COVID-19 is most commonly passed from person-to-person contact, and as the Center for Disease Control and Prevention in the USA tells us, it’s very unlikely that you can catch Covid-19 from food and its packaging.
Grocers and supermarkets have to follow strict hygiene rules when handling produce, so washing it in running water and/or cooking it thoroughly is enough to make it safe.
Just before lockdowns began around the world, many cafes and coffee house chains started refusing to accept reusable cups as a way to protect their staff. But, as mentioned earlier, health experts around the world endorsed a statement today that states that if you wash your reusable cups with soap and hot water, or ideally in a dishwasher if you have one, this is enough to destroy any trace of the virus and keep you and your barista safe. You can also ask for your coffee to be made in their own metal or ceramic cups and then pour it into your reusable cup for contactless coffee.
The same goes for fabric grocery bags. Across the United States, a number of states banned reusable grocery bags in response to the pandemic. But a quick hot wash will remove viruses and pathogenic bacteria.
So where is the misinformation coming from?
In the midst of the covid-19 crisis, petrochemical companies are connected to efforts to use the pandemic to their advantage, whipping up fear to stem the tide of protest against plastic products.
As the world strives to wean itself off fossil fuels, some of the biggest oil companies in the world – Shell, BP, Saudi Aramco, and Exxon – are investing billions into plastics as the key to their future.
Now the plastics and petrochemicals industry are trying to exploit the world’s covid-19 response by casting their own services as “essential,” lobbying governments for massive bailouts and weaker environmental regulations.
A new research paper by Greenpeace USA has found links between the people supplying and fronting misleading articles on plastics and plastic manufacturers or oil companies.
When the European plastics industry called on the European Commission to lift an EU-wide ban on some single-use plastic items on the grounds of “public safety,” the commission’s Vice President responded, “I really did not appreciate people writing to me and using the need for personal protective equipment as a reason not to have a ban on single-use plastics – there’s really no relationship.”
In the past few years, we’ve seen people all over the world turn away from single-use plastic in droves with bans on plastic bags, straws, cutlery and more.
But sadly, plastic pollution is still a crisis with massive impacts globally, especially in low income communities and communities of colour. The entire lifecycle of plastic is dangerous — from the extraction of the oil used to make it, to its disposal.
In addition to the billions of tonnes of plastics entering the sea every year, the production of plastics and, in many places, the burning of it, are fuelling climate change. Throughout its lifecycle, it’s estimated that by 2050 plastic production from oil could be responsible for up to 12% of the Earth’s remaining total carbon budget (the amount of emissions our climate can reasonably take). That’s the equivalent to 615 coal-fired power plants – showing that plastic is far from being clean and sanitary for the planet.

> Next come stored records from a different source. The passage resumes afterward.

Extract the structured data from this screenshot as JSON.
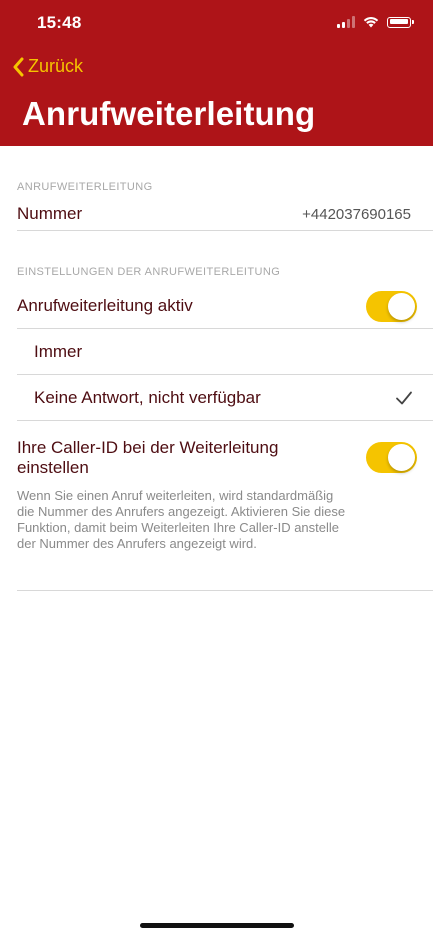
{
  "status_bar": {
    "time": "15:48"
  },
  "nav": {
    "back_label": "Zurück",
    "title": "Anrufweiterleitung"
  },
  "section_number": {
    "header": "ANRUFWEITERLEITUNG",
    "row_label": "Nummer",
    "row_value": "+442037690165"
  },
  "section_settings": {
    "header": "EINSTELLUNGEN DER ANRUFWEITERLEITUNG",
    "active_label": "Anrufweiterleitung aktiv",
    "active_on": true,
    "options": [
      {
        "label": "Immer",
        "selected": false
      },
      {
        "label": "Keine Antwort, nicht verfügbar",
        "selected": true
      }
    ],
    "caller_id_label": "Ihre Caller-ID bei der Weiterleitung einstellen",
    "caller_id_on": true,
    "caller_id_description": "Wenn Sie einen Anruf weiterleiten, wird standardmäßig die Nummer des Anrufers angezeigt. Aktivieren Sie diese Funktion, damit beim Weiterleiten Ihre Caller-ID anstelle der Nummer des Anrufers angezeigt wird."
  },
  "colors": {
    "header_bg": "#ae1418",
    "accent_yellow": "#f5c400",
    "label_text": "#4e0d12"
  },
  "icons": {
    "back": "chevron-left-icon",
    "selected": "checkmark-icon",
    "signal": "cellular-signal-icon",
    "wifi": "wifi-icon",
    "battery": "battery-icon"
  }
}
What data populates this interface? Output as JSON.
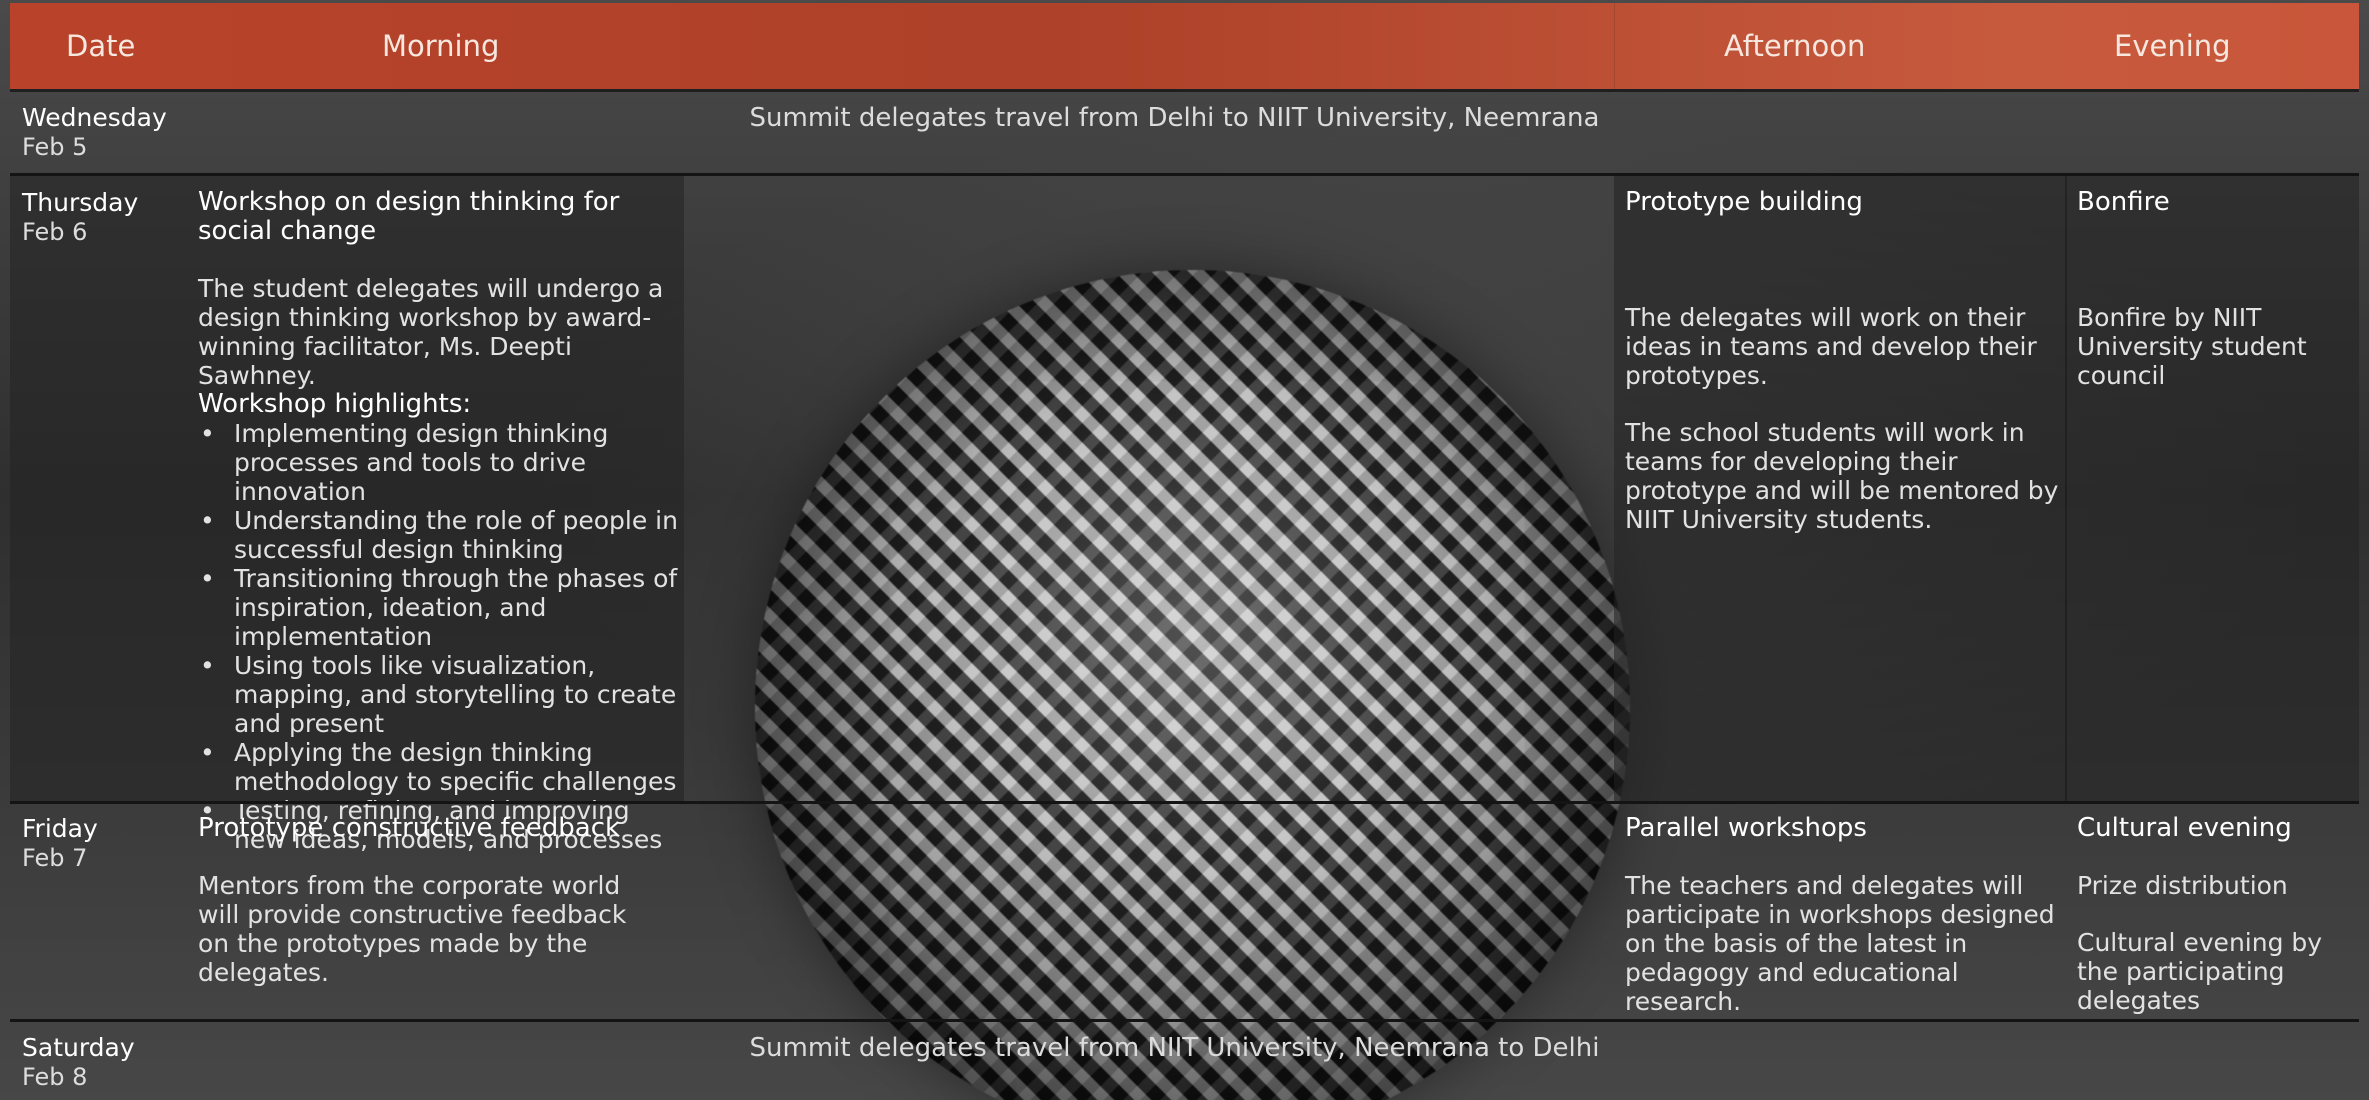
{
  "header": {
    "date": "Date",
    "morning": "Morning",
    "afternoon": "Afternoon",
    "evening": "Evening"
  },
  "days": [
    {
      "day": "Wednesday",
      "date": "Feb 5",
      "span": "Summit delegates travel from Delhi to NIIT University, Neemrana"
    },
    {
      "day": "Thursday",
      "date": "Feb 6",
      "morning": {
        "title": "Workshop on design thinking for social change",
        "text": "The student delegates will undergo a design thinking workshop by award-winning facilitator, Ms. Deepti Sawhney.",
        "highlights_label": "Workshop highlights:",
        "highlights": [
          "Implementing design thinking processes and tools to drive innovation",
          "Understanding the role of people in successful design thinking",
          "Transitioning through the phases of inspiration, ideation, and implementation",
          "Using tools like visualization, mapping, and storytelling to create and present",
          "Applying the design thinking methodology to specific challenges",
          "Testing, refining, and improving new ideas, models, and processes"
        ]
      },
      "afternoon": {
        "title": "Prototype building",
        "p1": "The delegates will work on their ideas in teams and develop their prototypes.",
        "p2": "The school students will work in teams for developing their prototype and will be mentored by NIIT University students."
      },
      "evening": {
        "title": "Bonfire",
        "p1": "Bonfire by NIIT University student council"
      }
    },
    {
      "day": "Friday",
      "date": "Feb 7",
      "morning": {
        "title": "Prototype constructive feedback",
        "text": "Mentors from the corporate world will provide constructive feedback on the prototypes made by the delegates."
      },
      "afternoon": {
        "title": "Parallel workshops",
        "p1": "The teachers and delegates will participate in workshops designed on the basis of the latest in pedagogy and educational research."
      },
      "evening": {
        "title": "Cultural evening",
        "p1": "Prize distribution",
        "p2": "Cultural evening by the participating delegates"
      }
    },
    {
      "day": "Saturday",
      "date": "Feb 8",
      "span": "Summit delegates travel from NIIT University, Neemrana to Delhi"
    }
  ]
}
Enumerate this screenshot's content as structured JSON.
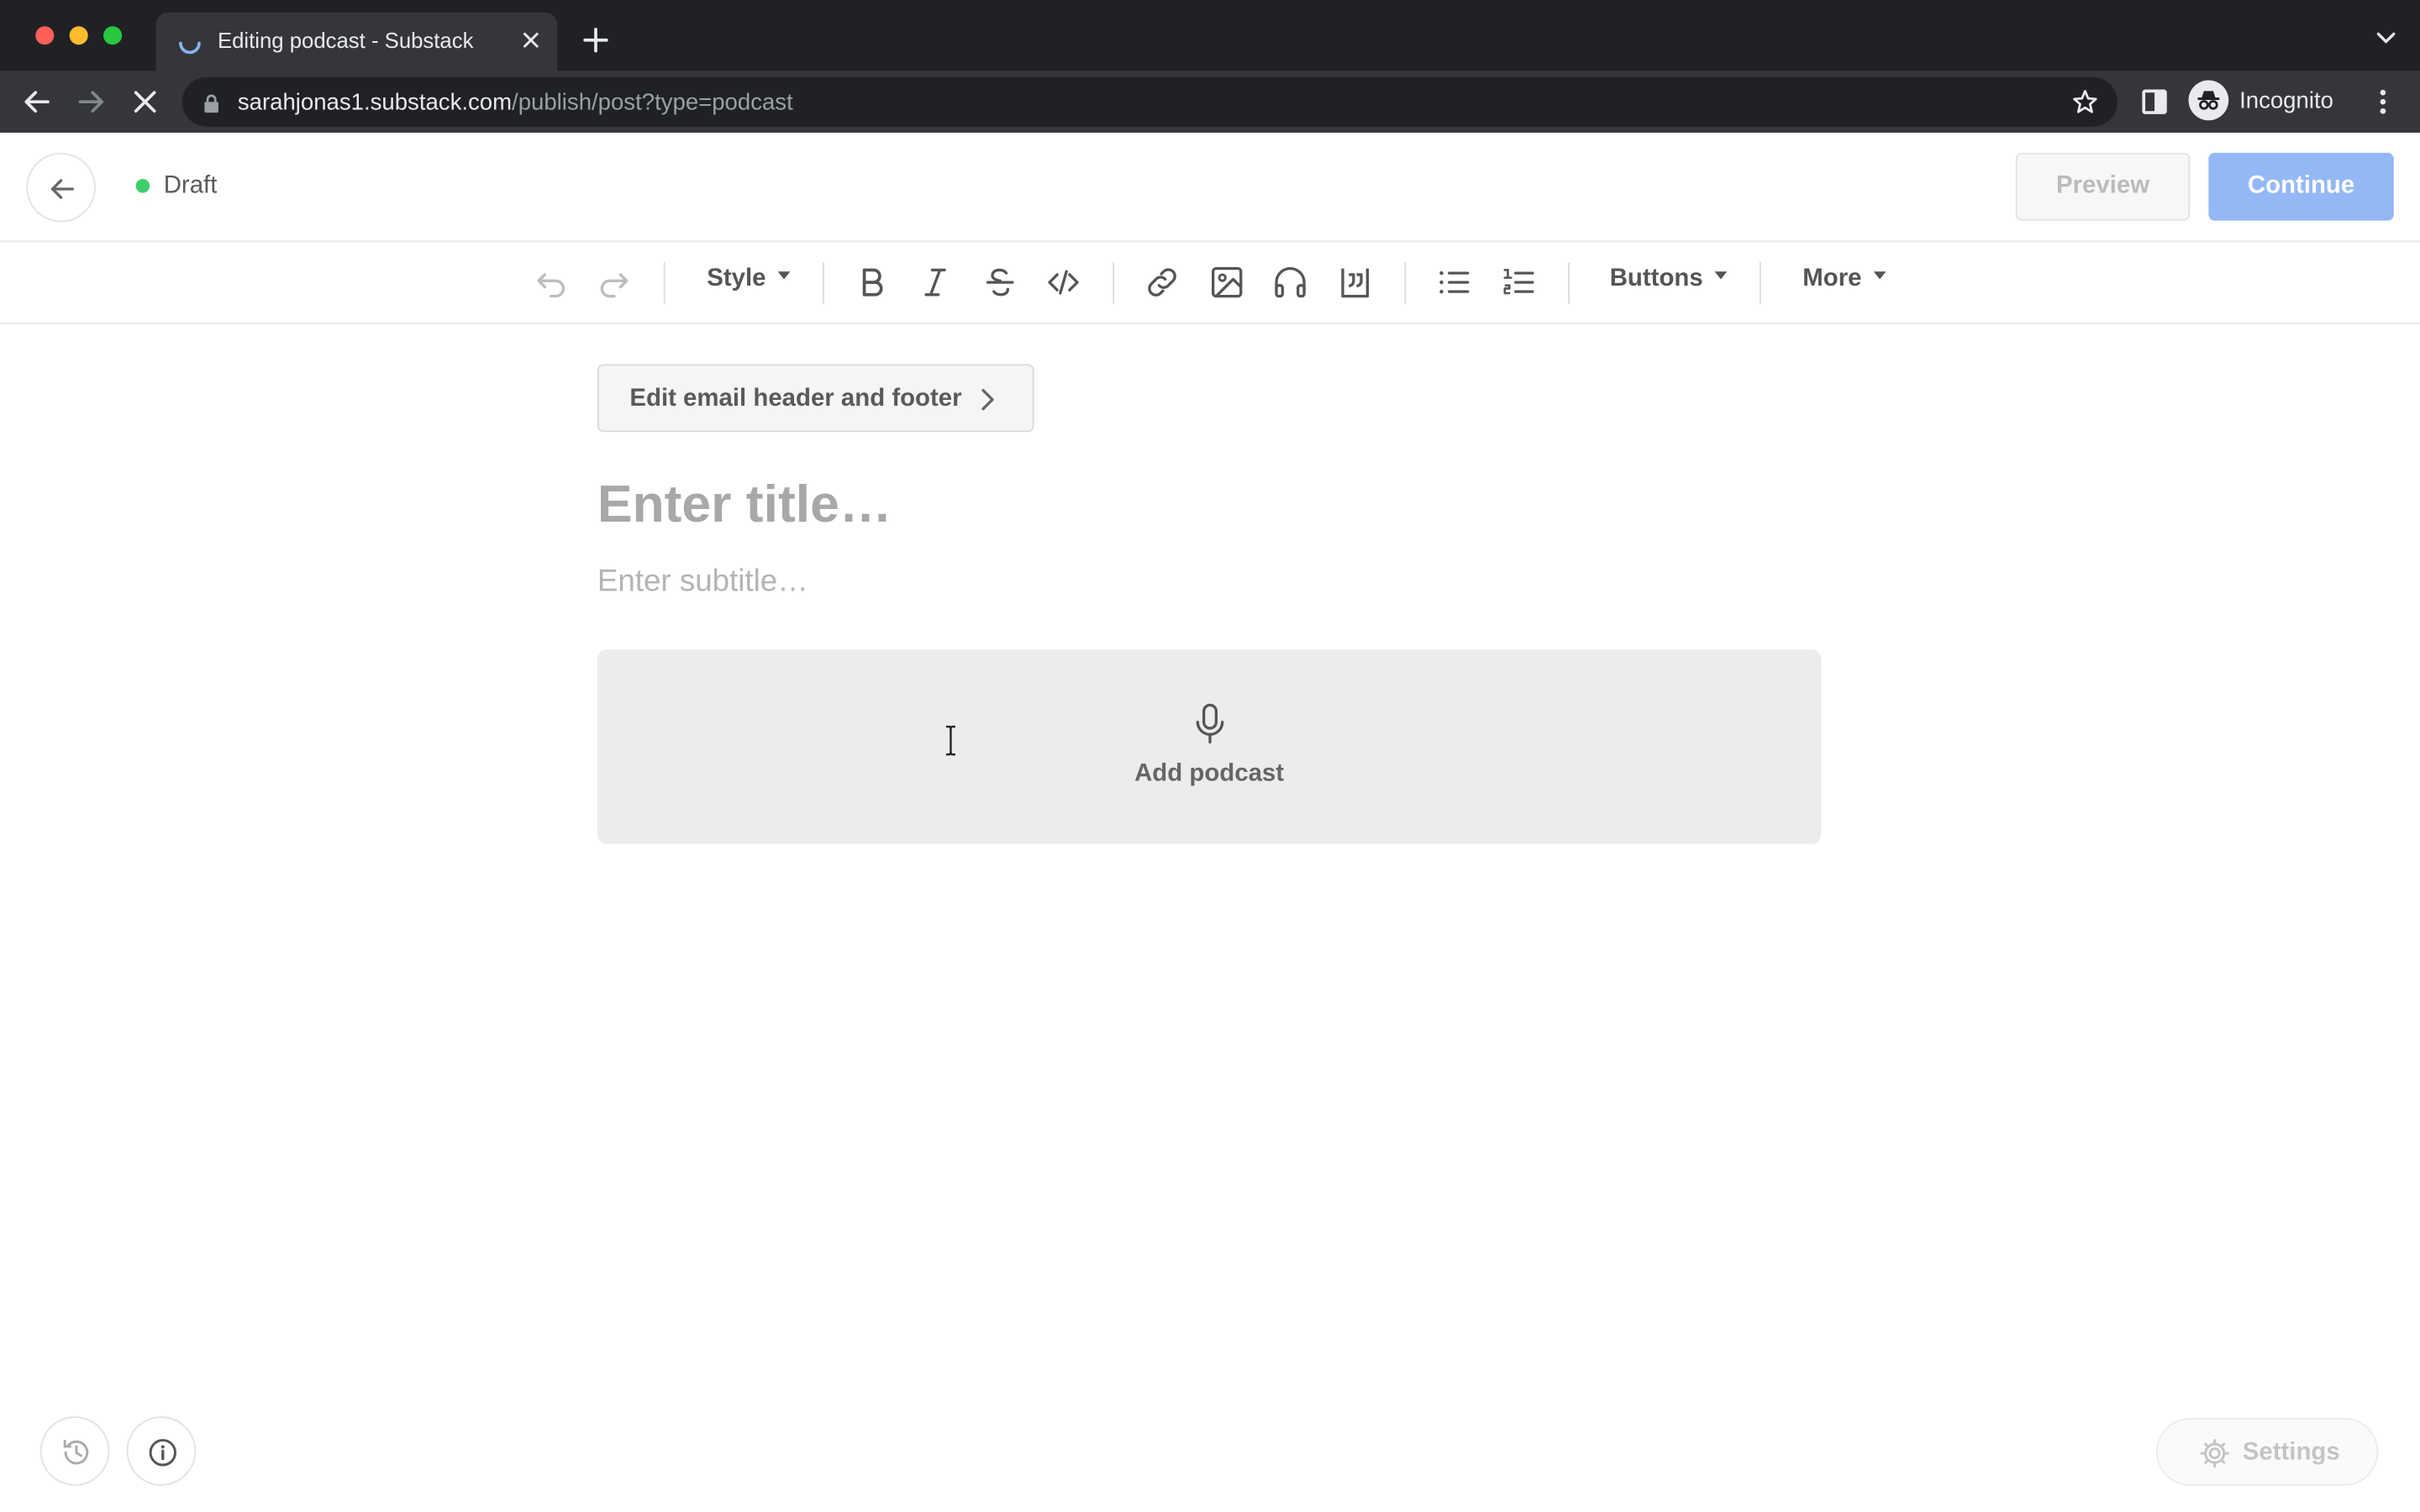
{
  "browser": {
    "tab_title": "Editing podcast - Substack",
    "url_host": "sarahjonas1.substack.com",
    "url_path": "/publish/post?type=podcast",
    "profile_label": "Incognito"
  },
  "header": {
    "status_label": "Draft",
    "status_color": "#3ecf6b",
    "preview_label": "Preview",
    "continue_label": "Continue",
    "accent_color": "#94b8f6"
  },
  "editor_toolbar": {
    "style_label": "Style",
    "buttons_label": "Buttons",
    "more_label": "More",
    "icons": [
      "undo-icon",
      "redo-icon",
      "bold-icon",
      "italic-icon",
      "strikethrough-icon",
      "code-icon",
      "link-icon",
      "image-icon",
      "audio-icon",
      "quote-icon",
      "bullet-list-icon",
      "numbered-list-icon"
    ]
  },
  "content": {
    "email_header_button": "Edit email header and footer",
    "title_placeholder": "Enter title…",
    "subtitle_placeholder": "Enter subtitle…",
    "add_podcast_label": "Add podcast"
  },
  "footer": {
    "settings_label": "Settings"
  }
}
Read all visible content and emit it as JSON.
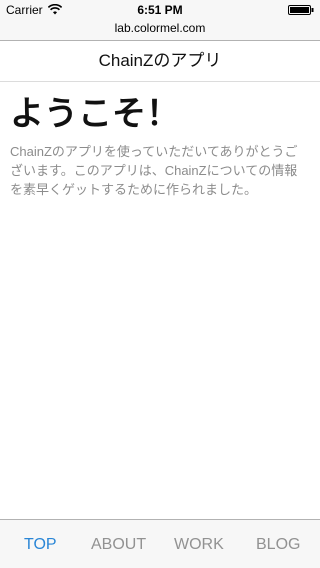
{
  "status_bar": {
    "carrier": "Carrier",
    "time": "6:51 PM",
    "wifi_icon": "wifi-icon",
    "battery_icon": "battery-icon"
  },
  "browser": {
    "url": "lab.colormel.com"
  },
  "header": {
    "title": "ChainZのアプリ"
  },
  "main": {
    "heading": "ようこそ！",
    "intro": "ChainZのアプリを使っていただいてありがとうございます。このアプリは、ChainZについての情報を素早くゲットするために作られました。"
  },
  "tabs": [
    {
      "label": "TOP",
      "active": true
    },
    {
      "label": "ABOUT",
      "active": false
    },
    {
      "label": "WORK",
      "active": false
    },
    {
      "label": "BLOG",
      "active": false
    }
  ],
  "colors": {
    "active_tab": "#2a86d6",
    "inactive_tab": "#929292",
    "body_text": "#8c8c8c",
    "bar_background": "#f7f7f7"
  }
}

The problem isn’t going away: a study by the NGO Tearfund released this year shows four global drinks giants in six developing countries could fill 83 football pitches a day with their plastic waste.
And in countries like the UK, much of the plastic waste we create is exported and then ends up in open dumpsites in countries like Malaysia. Local people have to pay the price of the health impacts that follow: burning plastic creates respiratory problems and headaches.
In the current crisis, we should be making decisions based on the advice of medical professionals – not lobbyists for the fossil fuel and plastic industries, who have a history of doing more harm than good.
Nina Schrank is the Plastics Campaigner at Greenpeace UK
This article was originally published on Greenpeace.